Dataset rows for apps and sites
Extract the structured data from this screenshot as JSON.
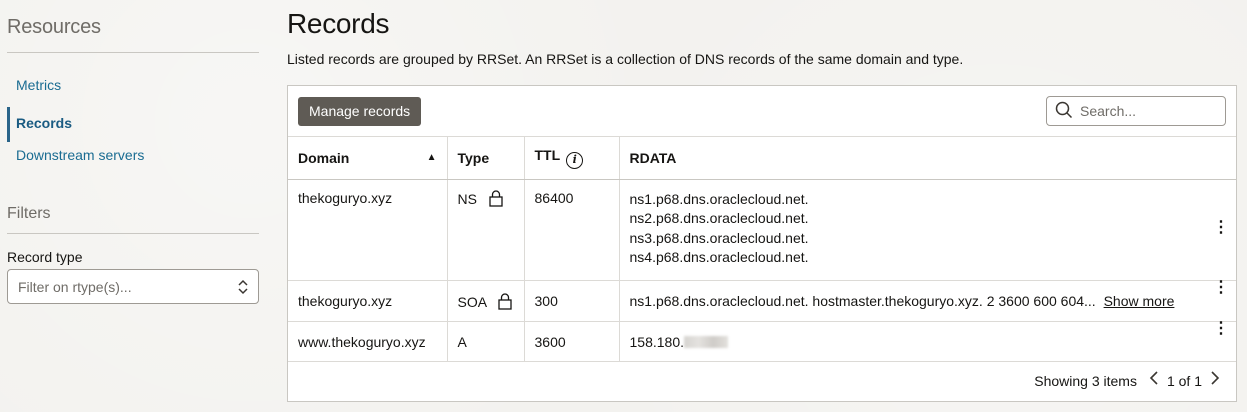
{
  "sidebar": {
    "resources_heading": "Resources",
    "nav": [
      {
        "label": "Metrics",
        "active": false
      },
      {
        "label": "Records",
        "active": true
      },
      {
        "label": "Downstream servers",
        "active": false
      }
    ],
    "filters_heading": "Filters",
    "record_type_label": "Record type",
    "record_type_placeholder": "Filter on rtype(s)..."
  },
  "main": {
    "title": "Records",
    "description": "Listed records are grouped by RRSet. An RRSet is a collection of DNS records of the same domain and type.",
    "manage_button": "Manage records",
    "search_placeholder": "Search...",
    "columns": {
      "domain": "Domain",
      "type": "Type",
      "ttl": "TTL",
      "rdata": "RDATA"
    },
    "rows": [
      {
        "domain": "thekoguryo.xyz",
        "type": "NS",
        "locked": true,
        "ttl": "86400",
        "rdata": [
          "ns1.p68.dns.oraclecloud.net.",
          "ns2.p68.dns.oraclecloud.net.",
          "ns3.p68.dns.oraclecloud.net.",
          "ns4.p68.dns.oraclecloud.net."
        ]
      },
      {
        "domain": "thekoguryo.xyz",
        "type": "SOA",
        "locked": true,
        "ttl": "300",
        "rdata_text": "ns1.p68.dns.oraclecloud.net. hostmaster.thekoguryo.xyz. 2 3600 600 604...",
        "show_more": "Show more"
      },
      {
        "domain": "www.thekoguryo.xyz",
        "type": "A",
        "locked": false,
        "ttl": "3600",
        "rdata_text": "158.180."
      }
    ],
    "footer": {
      "showing": "Showing 3 items",
      "page": "1 of 1"
    }
  },
  "colors": {
    "link": "#1a6c92",
    "active_indicator": "#2a6489",
    "button_bg": "#5f5b55",
    "background": "#f3f2ef"
  }
}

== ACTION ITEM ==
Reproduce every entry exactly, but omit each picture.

== TASK ANSWER ==
Extract the structured data from this screenshot as JSON.
{
  "sidebar": {
    "resources_heading": "Resources",
    "nav": [
      {
        "label": "Metrics",
        "active": false
      },
      {
        "label": "Records",
        "active": true
      },
      {
        "label": "Downstream servers",
        "active": false
      }
    ],
    "filters_heading": "Filters",
    "record_type_label": "Record type",
    "record_type_placeholder": "Filter on rtype(s)..."
  },
  "main": {
    "title": "Records",
    "description": "Listed records are grouped by RRSet. An RRSet is a collection of DNS records of the same domain and type.",
    "manage_button": "Manage records",
    "search_placeholder": "Search...",
    "columns": {
      "domain": "Domain",
      "type": "Type",
      "ttl": "TTL",
      "rdata": "RDATA"
    },
    "rows": [
      {
        "domain": "thekoguryo.xyz",
        "type": "NS",
        "locked": true,
        "ttl": "86400",
        "rdata": [
          "ns1.p68.dns.oraclecloud.net.",
          "ns2.p68.dns.oraclecloud.net.",
          "ns3.p68.dns.oraclecloud.net.",
          "ns4.p68.dns.oraclecloud.net."
        ]
      },
      {
        "domain": "thekoguryo.xyz",
        "type": "SOA",
        "locked": true,
        "ttl": "300",
        "rdata_text": "ns1.p68.dns.oraclecloud.net. hostmaster.thekoguryo.xyz. 2 3600 600 604...",
        "show_more": "Show more"
      },
      {
        "domain": "www.thekoguryo.xyz",
        "type": "A",
        "locked": false,
        "ttl": "3600",
        "rdata_text": "158.180."
      }
    ],
    "footer": {
      "showing": "Showing 3 items",
      "page": "1 of 1"
    }
  },
  "colors": {
    "link": "#1a6c92",
    "active_indicator": "#2a6489",
    "button_bg": "#5f5b55",
    "background": "#f3f2ef"
  }
}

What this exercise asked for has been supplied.